tutorials: mapping gamut in Photoshop

You will need:

1) Open the image you would like to analyze in Photoshop.

Home Fields | John Singer Sargent | oil on canvas | 1885

2) Select -> Color Range...

3) Use the eyedropper with the plus sign next to it (circled). Click and drag around the image. This selects all the colors in the image as you drag over them. Continue until all colors have been picked up. Check "Invert" and use a black matte to make it all easier to see.

4) Click "Save" to save your color range as an .axt file. Once the range is saved, you can click OK or Cancel on the Color Range dialog box, it doesn't matter because you are done with that for now.

5) Open your color wheel. I'm using a YRMB wheel.

6) Select -> Color Range... Click "Load" and load the .axt file you just saved.

7) Make sure "Fuzziness" and "Range" are both set to 0, and that "Invert" is not checked. Now you can see the gamut!

8) Optional: click OK to select the color range, then invert the selection. Make a new layer and fill your inverted selection with black. Run a filter on the layer such as blur or median to make the hole smoother. You can make as many of these mask layers as you want, and name each one ("Zorn Palette," "Orange and Green", etc.).

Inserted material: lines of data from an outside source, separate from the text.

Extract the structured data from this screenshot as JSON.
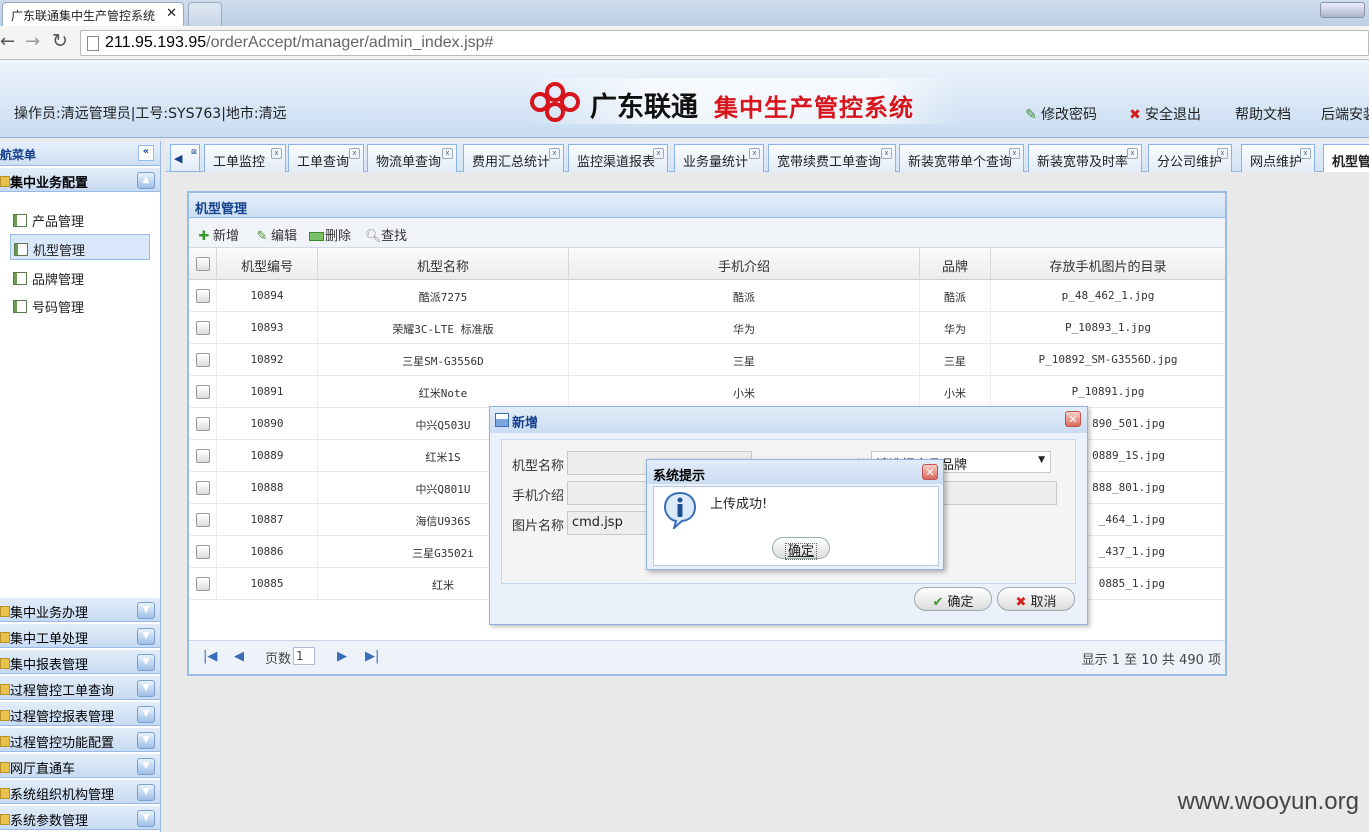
{
  "browser": {
    "tabs": [
      {
        "title": "广东联通集中生产管控系统"
      }
    ],
    "url_host": "211.95.193.95",
    "url_path": "/orderAccept/manager/admin_index.jsp#"
  },
  "header": {
    "operator": "操作员:清远管理员|工号:SYS763|地市:清远",
    "logo_text": "广东联通",
    "system_title": "集中生产管控系统",
    "links": {
      "change_password": "修改密码",
      "logout": "安全退出",
      "help": "帮助文档",
      "backend": "后端安装"
    }
  },
  "sidebar": {
    "title": "导航菜单",
    "open_panel": "集中业务配置",
    "items": [
      {
        "label": "产品管理"
      },
      {
        "label": "机型管理"
      },
      {
        "label": "品牌管理"
      },
      {
        "label": "号码管理"
      }
    ],
    "panels": [
      "集中业务办理",
      "集中工单处理",
      "集中报表管理",
      "过程管控工单查询",
      "过程管控报表管理",
      "过程管控功能配置",
      "网厅直通车",
      "系统组织机构管理",
      "系统参数管理"
    ]
  },
  "tabs": [
    "工单监控",
    "工单查询",
    "物流单查询",
    "费用汇总统计",
    "监控渠道报表",
    "业务量统计",
    "宽带续费工单查询",
    "新装宽带单个查询",
    "新装宽带及时率",
    "分公司维护",
    "网点维护",
    "机型管理"
  ],
  "grid": {
    "title": "机型管理",
    "toolbar": {
      "add": "新增",
      "edit": "编辑",
      "delete": "删除",
      "search": "查找"
    },
    "columns": [
      "机型编号",
      "机型名称",
      "手机介绍",
      "品牌",
      "存放手机图片的目录"
    ],
    "rows": [
      {
        "id": "10894",
        "name": "酷派7275",
        "intro": "酷派",
        "brand": "酷派",
        "dir": "p_48_462_1.jpg"
      },
      {
        "id": "10893",
        "name": "荣耀3C-LTE 标准版",
        "intro": "华为",
        "brand": "华为",
        "dir": "P_10893_1.jpg"
      },
      {
        "id": "10892",
        "name": "三星SM-G3556D",
        "intro": "三星",
        "brand": "三星",
        "dir": "P_10892_SM-G3556D.jpg"
      },
      {
        "id": "10891",
        "name": "红米Note",
        "intro": "小米",
        "brand": "小米",
        "dir": "P_10891.jpg"
      },
      {
        "id": "10890",
        "name": "中兴Q503U",
        "intro": "",
        "brand": "",
        "dir": "890_501.jpg"
      },
      {
        "id": "10889",
        "name": "红米1S",
        "intro": "",
        "brand": "",
        "dir": "0889_1S.jpg"
      },
      {
        "id": "10888",
        "name": "中兴Q801U",
        "intro": "",
        "brand": "",
        "dir": "888_801.jpg"
      },
      {
        "id": "10887",
        "name": "海信U936S",
        "intro": "",
        "brand": "",
        "dir": "_464_1.jpg"
      },
      {
        "id": "10886",
        "name": "三星G3502i",
        "intro": "",
        "brand": "",
        "dir": "_437_1.jpg"
      },
      {
        "id": "10885",
        "name": "红米",
        "intro": "",
        "brand": "",
        "dir": "0885_1.jpg"
      }
    ],
    "pager": {
      "page_label": "页数",
      "page": "1",
      "summary": "显示 1 至 10 共 490 项"
    }
  },
  "add_dialog": {
    "title": "新增",
    "fields": {
      "model_name": "机型名称",
      "brand": "品牌",
      "brand_placeholder": "请选择产品品牌",
      "intro": "手机介绍",
      "image": "图片名称",
      "image_value": "cmd.jsp"
    },
    "ok": "确定",
    "cancel": "取消"
  },
  "alert": {
    "title": "系统提示",
    "message": "上传成功!",
    "ok": "确定"
  },
  "watermark": "www.wooyun.org"
}
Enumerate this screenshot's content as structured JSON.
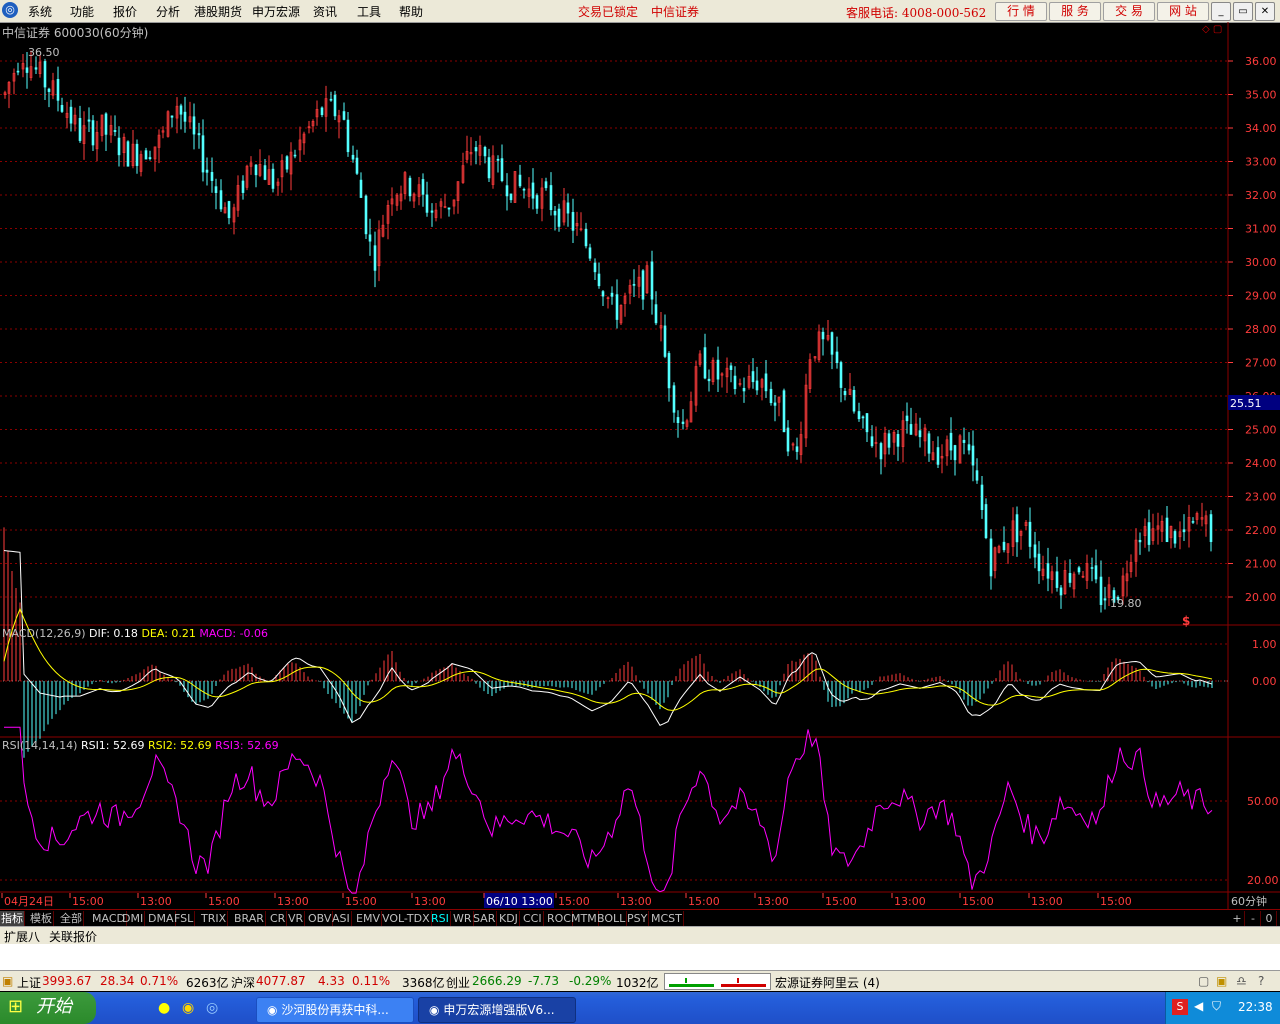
{
  "menubar": {
    "items": [
      "系统",
      "功能",
      "报价",
      "分析",
      "港股期货",
      "申万宏源",
      "资讯",
      "工具",
      "帮助"
    ],
    "status_locked": "交易已锁定",
    "broker": "中信证券",
    "hotline": "客服电话: 4008-000-562",
    "buttons": [
      "行 情",
      "服 务",
      "交 易",
      "网 站"
    ]
  },
  "chart": {
    "title": "中信证券 600030(60分钟)",
    "high_label": "36.50",
    "low_label": "19.80",
    "current_price": "25.51",
    "price_ticks": [
      "36.00",
      "35.00",
      "34.00",
      "33.00",
      "32.00",
      "31.00",
      "30.00",
      "29.00",
      "28.00",
      "27.00",
      "26.00",
      "25.00",
      "24.00",
      "23.00",
      "22.00",
      "21.00",
      "20.00"
    ],
    "colors": {
      "up": "#ff3c3c",
      "down": "#54ffff",
      "grid": "#8b0000",
      "axis_text": "#ff3c3c"
    }
  },
  "macd": {
    "name": "MACD(12,26,9)",
    "dif_label": "DIF: 0.18",
    "dea_label": "DEA: 0.21",
    "macd_label": "MACD: -0.06",
    "ticks": [
      "1.00",
      "0.00"
    ]
  },
  "rsi": {
    "name": "RSI(14,14,14)",
    "rsi1_label": "RSI1: 52.69",
    "rsi2_label": "RSI2: 52.69",
    "rsi3_label": "RSI3: 52.69",
    "ticks": [
      "50.00",
      "20.00"
    ]
  },
  "xaxis": {
    "labels": [
      "04月24日",
      "15:00",
      "13:00",
      "15:00",
      "13:00",
      "15:00",
      "13:00",
      "06/10 13:00",
      "15:00",
      "13:00",
      "15:00",
      "13:00",
      "15:00",
      "13:00",
      "15:00",
      "13:00",
      "15:00"
    ],
    "period": "60分钟",
    "zoom_buttons": [
      "+",
      "-",
      "0"
    ]
  },
  "tabs": [
    "指标",
    "模板",
    "全部",
    "MACD",
    "DMI",
    "DMA",
    "FSL",
    "TRIX",
    "BRAR",
    "CR",
    "VR",
    "OBV",
    "ASI",
    "EMV",
    "VOL-TDX",
    "RSI",
    "WR",
    "SAR",
    "KDJ",
    "CCI",
    "ROC",
    "MTM",
    "BOLL",
    "PSY",
    "MCST"
  ],
  "ext_tabs": [
    "扩展八",
    "关联报价"
  ],
  "statusbar": {
    "sh_name": "上证",
    "sh_value": "3993.67",
    "sh_change": "28.34",
    "sh_pct": "0.71%",
    "sh_vol": "6263亿",
    "sz_name": "沪深",
    "sz_value": "4077.87",
    "sz_change": "4.33",
    "sz_pct": "0.11%",
    "sz_vol": "3368亿",
    "cy_name": "创业",
    "cy_value": "2666.29",
    "cy_change": "-7.73",
    "cy_pct": "-0.29%",
    "cy_vol": "1032亿",
    "cloud_label": "宏源证券阿里云 (4)"
  },
  "taskbar": {
    "start_label": "开始",
    "tasks": [
      "沙河股份再获中科...",
      "申万宏源增强版V6..."
    ],
    "clock": "22:38"
  }
}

This particular technique comes from user garg on the Apedogs.com forum. This tutorial is just a walkthrough of that process.
The gamut mapping concept itself comes from James Gurney, both on his blog, and in his book, Color and Light. Everyone go buy this book.